Remembering and Honoring Your Loved One
As you navigate the grieving process, finding ways to remember and honor your loved one’s life is important. Here are some suggestions:
Create a Memorial
Consider creating a memorial space or tribute that honors your loved one’s memory. This can be a physical space, such as a garden or a dedicated area in your home, or a digital space, such as an online memorial page or social media group. Fill this space with photographs, mementos, and meaningful objects that remind you of your loved one.
Participate in Events and Activities
Engage in activities or events commemorating your loved one’s life and raise awareness about suicide prevention. Participate in memorial walks, fundraising events, or volunteer for organizations dedicated to mental health advocacy.
Carry On Their Legacy
Find ways to honor your loved one by carrying on their legacy. This could involve supporting essential causes, engaging in acts of kindness in their memory, or sharing their story to raise awareness about mental health and suicide prevention.
The Importance of Self-Care and Patience
Healing from losing a loved one to suicide is a deeply personal and ongoing process. It is crucial to prioritize self-care and be patient with yourself as you navigate the ups and downs of grief. Remember that healing takes time, and there is no set timeline for moving forward. Be kind to yourself, seek support when needed, and allow yourself to grieve in your own way and at your own pace.
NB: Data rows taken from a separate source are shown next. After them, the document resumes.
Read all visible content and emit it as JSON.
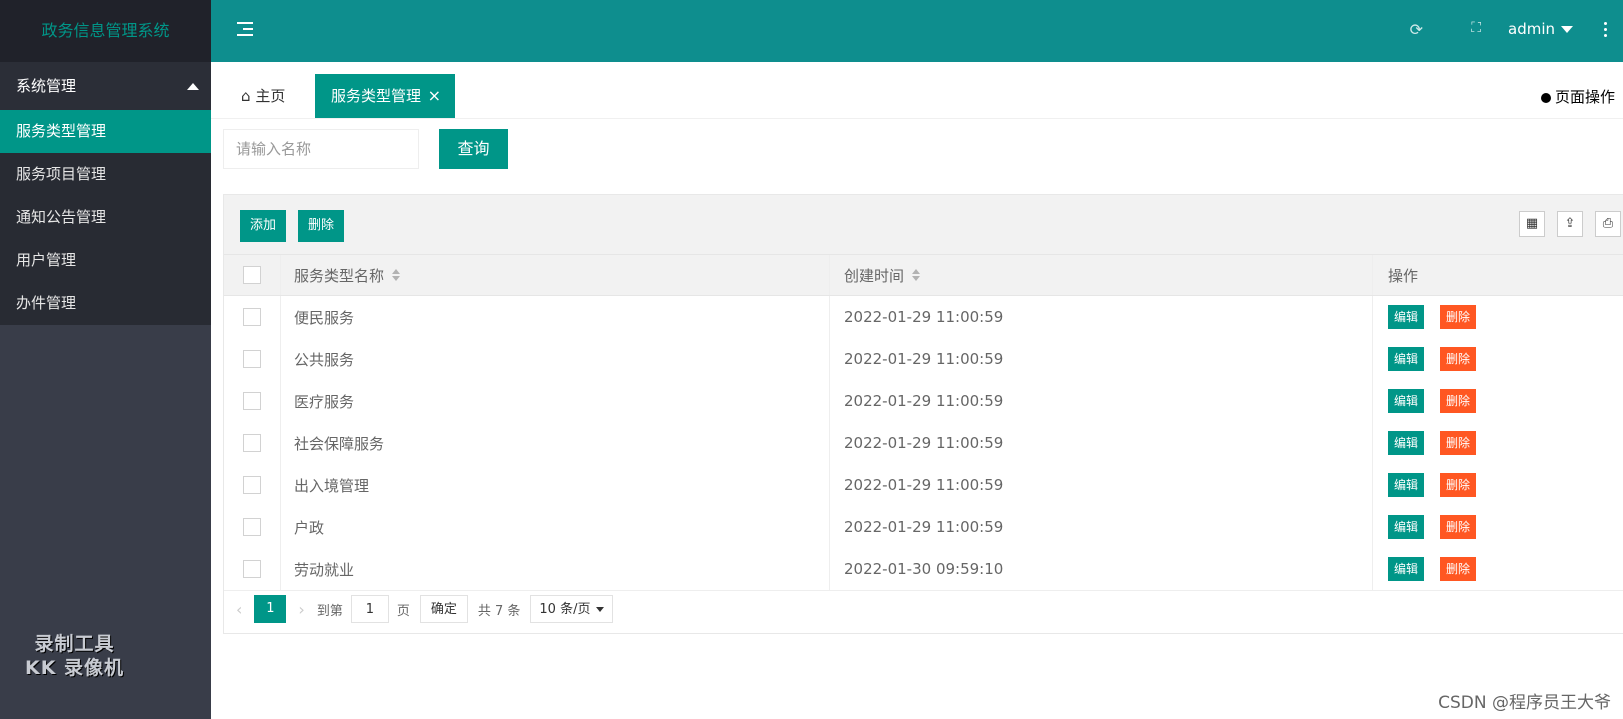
{
  "colors": {
    "primary": "#009688",
    "header": "#0e8e8e",
    "sidebar": "#393d49",
    "danger": "#ff5722"
  },
  "app": {
    "title": "政务信息管理系统"
  },
  "sidebar": {
    "group_label": "系统管理",
    "items": [
      {
        "label": "服务类型管理",
        "active": true
      },
      {
        "label": "服务项目管理"
      },
      {
        "label": "通知公告管理"
      },
      {
        "label": "用户管理"
      },
      {
        "label": "办件管理"
      }
    ]
  },
  "watermark": {
    "line1": "录制工具",
    "line2": "KK 录像机"
  },
  "header": {
    "user": "admin",
    "icons": [
      "menu-toggle-icon",
      "refresh-icon",
      "fullscreen-icon",
      "more-vertical-icon"
    ]
  },
  "tabs": {
    "home_label": "主页",
    "active_label": "服务类型管理",
    "close_glyph": "×",
    "page_ops_label": "页面操作"
  },
  "search": {
    "placeholder": "请输入名称",
    "button_label": "查询"
  },
  "toolbar": {
    "add_label": "添加",
    "delete_label": "删除",
    "icons": [
      "columns-icon",
      "export-icon",
      "print-icon"
    ]
  },
  "table": {
    "columns": [
      "服务类型名称",
      "创建时间",
      "操作"
    ],
    "edit_label": "编辑",
    "delete_label": "删除",
    "rows": [
      {
        "name": "便民服务",
        "time": "2022-01-29 11:00:59"
      },
      {
        "name": "公共服务",
        "time": "2022-01-29 11:00:59"
      },
      {
        "name": "医疗服务",
        "time": "2022-01-29 11:00:59"
      },
      {
        "name": "社会保障服务",
        "time": "2022-01-29 11:00:59"
      },
      {
        "name": "出入境管理",
        "time": "2022-01-29 11:00:59"
      },
      {
        "name": "户政",
        "time": "2022-01-29 11:00:59"
      },
      {
        "name": "劳动就业",
        "time": "2022-01-30 09:59:10"
      }
    ]
  },
  "pagination": {
    "current": "1",
    "goto_prefix": "到第",
    "goto_value": "1",
    "goto_suffix": "页",
    "confirm_label": "确定",
    "total_text": "共 7 条",
    "page_size": "10 条/页"
  },
  "footer": {
    "watermark": "CSDN @程序员王大爷"
  }
}
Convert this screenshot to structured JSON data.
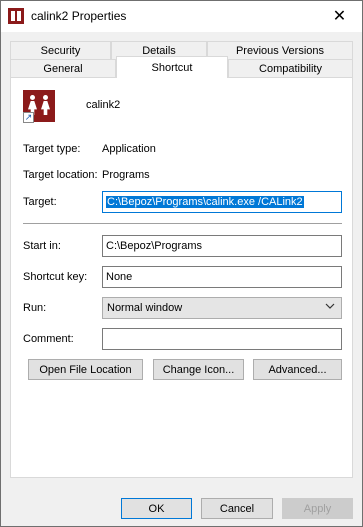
{
  "window": {
    "title": "calink2 Properties",
    "close_glyph": "✕"
  },
  "tabs": {
    "row1": [
      "Security",
      "Details",
      "Previous Versions"
    ],
    "row2": [
      "General",
      "Shortcut",
      "Compatibility"
    ],
    "active": "Shortcut"
  },
  "shortcut": {
    "name": "calink2",
    "target_type_label": "Target type:",
    "target_type_value": "Application",
    "target_location_label": "Target location:",
    "target_location_value": "Programs",
    "target_label": "Target:",
    "target_value": "C:\\Bepoz\\Programs\\calink.exe /CALink2",
    "start_in_label": "Start in:",
    "start_in_value": "C:\\Bepoz\\Programs",
    "shortcut_key_label": "Shortcut key:",
    "shortcut_key_value": "None",
    "run_label": "Run:",
    "run_value": "Normal window",
    "comment_label": "Comment:",
    "comment_value": ""
  },
  "actions": {
    "open_file_location": "Open File Location",
    "change_icon": "Change Icon...",
    "advanced": "Advanced..."
  },
  "footer": {
    "ok": "OK",
    "cancel": "Cancel",
    "apply": "Apply"
  },
  "icons": {
    "app_icon": "calink-app-icon",
    "shortcut_overlay": "shortcut-arrow-icon",
    "dropdown": "chevron-down-icon"
  },
  "colors": {
    "accent": "#0078d7",
    "app_icon_bg": "#8b1a1a"
  }
}
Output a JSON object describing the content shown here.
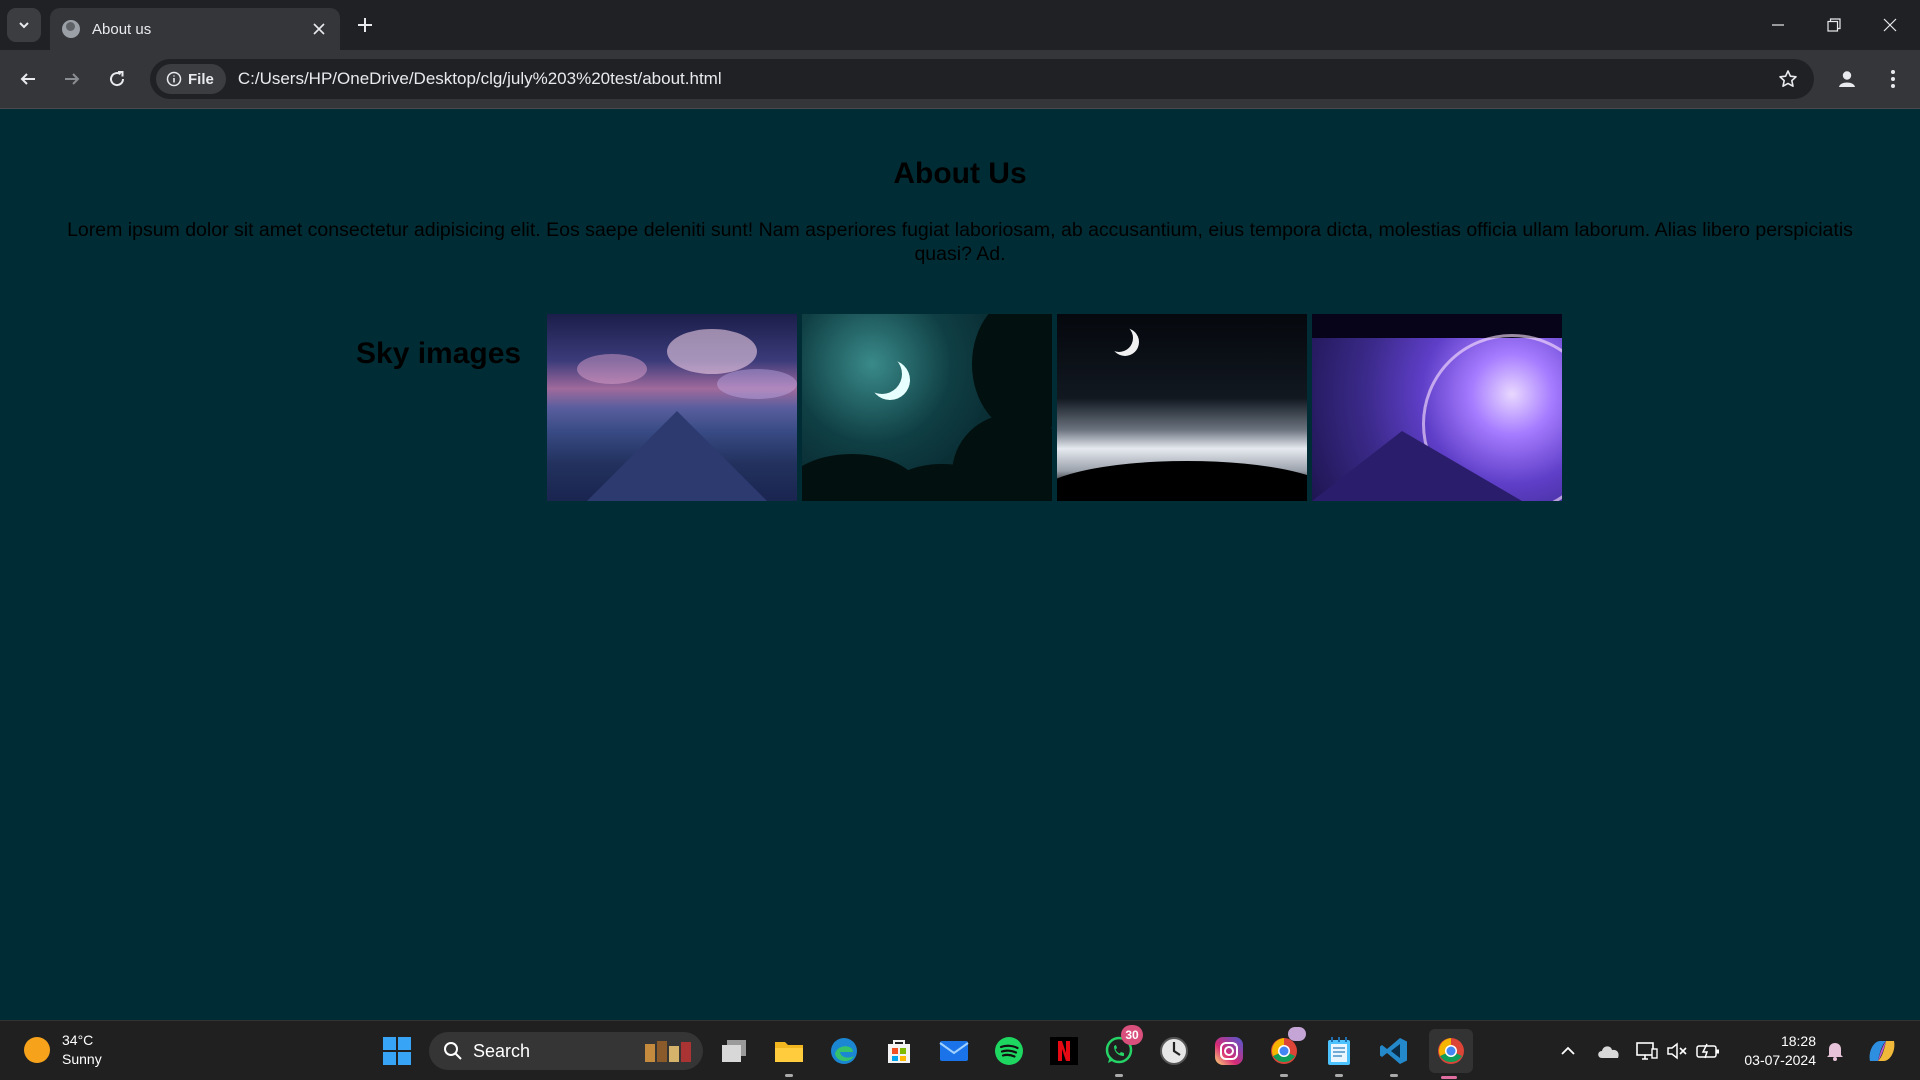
{
  "browser": {
    "tab_title": "About us",
    "site_chip": "File",
    "url": "C:/Users/HP/OneDrive/Desktop/clg/july%203%20test/about.html"
  },
  "page": {
    "title": "About Us",
    "paragraph": "Lorem ipsum dolor sit amet consectetur adipisicing elit. Eos saepe deleniti sunt! Nam asperiores fugiat laboriosam, ab accusantium, eius tempora dicta, molestias officia ullam laborum. Alias libero perspiciatis quasi? Ad.",
    "gallery_heading": "Sky images",
    "images": [
      {
        "name": "sky-image-clouds-road"
      },
      {
        "name": "sky-image-crescent-moon-trees"
      },
      {
        "name": "sky-image-moon-clouds"
      },
      {
        "name": "sky-image-purple-planet"
      }
    ]
  },
  "taskbar": {
    "weather_temp": "34°C",
    "weather_desc": "Sunny",
    "search_placeholder": "Search",
    "whatsapp_badge": "30",
    "time": "18:28",
    "date": "03-07-2024",
    "colors": {
      "accent": "#37a4f5",
      "page_background": "#002d35",
      "badge": "#d9507d"
    }
  }
}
By acknowledging your emotions, seeking support, and finding healthy coping strategies, you can honor your loved one’s memory while gradually finding healing, hope, and resilience in the aftermath of suicide loss.
You are not alone. Reach out for help if you need it.
If you or someone you know is struggling with thoughts of suicide, reach out to a helpline or mental health professional immediately.